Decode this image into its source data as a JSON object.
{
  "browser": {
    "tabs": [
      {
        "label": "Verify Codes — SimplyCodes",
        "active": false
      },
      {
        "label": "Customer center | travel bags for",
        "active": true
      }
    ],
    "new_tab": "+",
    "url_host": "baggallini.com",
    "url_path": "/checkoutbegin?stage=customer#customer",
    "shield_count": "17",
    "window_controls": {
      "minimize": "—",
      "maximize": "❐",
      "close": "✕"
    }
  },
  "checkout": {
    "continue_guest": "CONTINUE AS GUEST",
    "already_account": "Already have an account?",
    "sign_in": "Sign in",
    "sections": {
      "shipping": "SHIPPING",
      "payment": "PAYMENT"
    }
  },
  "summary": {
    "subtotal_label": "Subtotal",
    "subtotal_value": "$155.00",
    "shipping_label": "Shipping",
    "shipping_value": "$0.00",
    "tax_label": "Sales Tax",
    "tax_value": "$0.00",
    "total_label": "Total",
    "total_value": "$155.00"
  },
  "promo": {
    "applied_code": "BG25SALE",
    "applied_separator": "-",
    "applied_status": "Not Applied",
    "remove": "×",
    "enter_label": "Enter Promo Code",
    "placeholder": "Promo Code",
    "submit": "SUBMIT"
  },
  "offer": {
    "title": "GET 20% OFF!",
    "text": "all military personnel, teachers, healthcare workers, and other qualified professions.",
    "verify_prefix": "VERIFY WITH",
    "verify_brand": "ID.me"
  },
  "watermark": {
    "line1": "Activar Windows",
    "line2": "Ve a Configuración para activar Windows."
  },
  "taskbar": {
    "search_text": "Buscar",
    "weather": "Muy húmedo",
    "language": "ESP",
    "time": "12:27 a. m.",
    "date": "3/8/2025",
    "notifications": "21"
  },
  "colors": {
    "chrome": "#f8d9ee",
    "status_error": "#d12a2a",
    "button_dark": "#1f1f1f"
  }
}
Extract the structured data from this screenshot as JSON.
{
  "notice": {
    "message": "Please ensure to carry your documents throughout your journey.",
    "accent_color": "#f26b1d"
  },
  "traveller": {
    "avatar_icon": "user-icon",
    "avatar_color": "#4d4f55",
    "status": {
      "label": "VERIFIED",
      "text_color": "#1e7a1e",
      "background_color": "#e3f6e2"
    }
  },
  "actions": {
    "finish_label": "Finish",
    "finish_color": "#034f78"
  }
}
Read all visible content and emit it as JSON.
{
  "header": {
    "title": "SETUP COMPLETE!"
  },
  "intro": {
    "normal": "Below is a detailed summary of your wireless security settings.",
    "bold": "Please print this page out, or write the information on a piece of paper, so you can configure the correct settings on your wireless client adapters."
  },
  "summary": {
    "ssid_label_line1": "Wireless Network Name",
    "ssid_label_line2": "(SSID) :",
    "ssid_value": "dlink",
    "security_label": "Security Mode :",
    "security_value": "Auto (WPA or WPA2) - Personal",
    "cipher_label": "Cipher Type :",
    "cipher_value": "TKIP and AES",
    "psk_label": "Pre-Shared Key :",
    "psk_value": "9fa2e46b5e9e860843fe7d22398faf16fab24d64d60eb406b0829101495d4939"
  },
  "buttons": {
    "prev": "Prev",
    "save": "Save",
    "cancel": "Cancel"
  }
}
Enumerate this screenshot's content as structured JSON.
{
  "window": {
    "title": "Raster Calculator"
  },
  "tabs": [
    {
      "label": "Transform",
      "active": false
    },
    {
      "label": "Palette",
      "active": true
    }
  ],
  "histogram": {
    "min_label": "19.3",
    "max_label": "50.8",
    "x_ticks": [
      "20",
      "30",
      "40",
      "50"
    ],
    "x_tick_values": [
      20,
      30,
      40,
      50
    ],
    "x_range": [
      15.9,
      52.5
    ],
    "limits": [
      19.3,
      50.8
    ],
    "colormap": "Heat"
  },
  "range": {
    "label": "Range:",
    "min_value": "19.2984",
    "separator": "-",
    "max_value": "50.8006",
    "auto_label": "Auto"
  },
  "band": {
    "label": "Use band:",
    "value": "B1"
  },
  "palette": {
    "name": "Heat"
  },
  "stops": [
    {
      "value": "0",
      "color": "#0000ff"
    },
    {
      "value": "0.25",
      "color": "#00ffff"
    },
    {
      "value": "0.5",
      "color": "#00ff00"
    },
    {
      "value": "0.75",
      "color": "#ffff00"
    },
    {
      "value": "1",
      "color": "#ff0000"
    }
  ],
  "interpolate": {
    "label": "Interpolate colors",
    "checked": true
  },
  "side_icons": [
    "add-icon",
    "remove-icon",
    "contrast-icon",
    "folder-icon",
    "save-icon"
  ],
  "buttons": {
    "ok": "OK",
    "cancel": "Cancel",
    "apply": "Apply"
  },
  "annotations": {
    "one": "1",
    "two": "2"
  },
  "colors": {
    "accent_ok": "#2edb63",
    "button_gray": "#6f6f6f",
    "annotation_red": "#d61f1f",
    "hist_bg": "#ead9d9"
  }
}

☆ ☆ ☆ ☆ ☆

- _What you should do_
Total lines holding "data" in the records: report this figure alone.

- _Result_
2